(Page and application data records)
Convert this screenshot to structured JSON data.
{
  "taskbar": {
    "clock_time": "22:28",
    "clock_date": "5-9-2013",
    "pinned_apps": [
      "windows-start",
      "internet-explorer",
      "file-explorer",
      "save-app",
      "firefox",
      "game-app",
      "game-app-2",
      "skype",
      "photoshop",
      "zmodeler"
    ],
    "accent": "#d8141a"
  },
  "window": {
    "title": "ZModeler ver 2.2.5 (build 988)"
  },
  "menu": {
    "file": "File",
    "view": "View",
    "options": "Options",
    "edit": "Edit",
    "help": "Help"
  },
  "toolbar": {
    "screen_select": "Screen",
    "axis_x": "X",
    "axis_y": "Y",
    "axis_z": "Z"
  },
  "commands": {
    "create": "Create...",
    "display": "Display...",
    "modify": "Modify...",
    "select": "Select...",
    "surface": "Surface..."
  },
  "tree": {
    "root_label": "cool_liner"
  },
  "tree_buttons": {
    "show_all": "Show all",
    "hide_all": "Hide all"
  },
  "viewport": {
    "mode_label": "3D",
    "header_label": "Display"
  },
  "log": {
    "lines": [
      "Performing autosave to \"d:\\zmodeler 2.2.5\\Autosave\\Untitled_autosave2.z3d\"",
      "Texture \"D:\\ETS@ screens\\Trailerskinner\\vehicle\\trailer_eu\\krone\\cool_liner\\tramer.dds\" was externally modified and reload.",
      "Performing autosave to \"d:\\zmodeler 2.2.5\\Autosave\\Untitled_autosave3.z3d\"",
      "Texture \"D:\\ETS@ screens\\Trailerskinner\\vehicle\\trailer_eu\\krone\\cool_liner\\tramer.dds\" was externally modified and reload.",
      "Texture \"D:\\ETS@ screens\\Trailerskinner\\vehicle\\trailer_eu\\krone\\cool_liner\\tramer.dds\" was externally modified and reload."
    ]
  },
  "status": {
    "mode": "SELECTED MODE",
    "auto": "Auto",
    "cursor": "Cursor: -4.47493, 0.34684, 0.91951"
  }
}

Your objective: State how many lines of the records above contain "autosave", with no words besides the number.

Exercise response: 2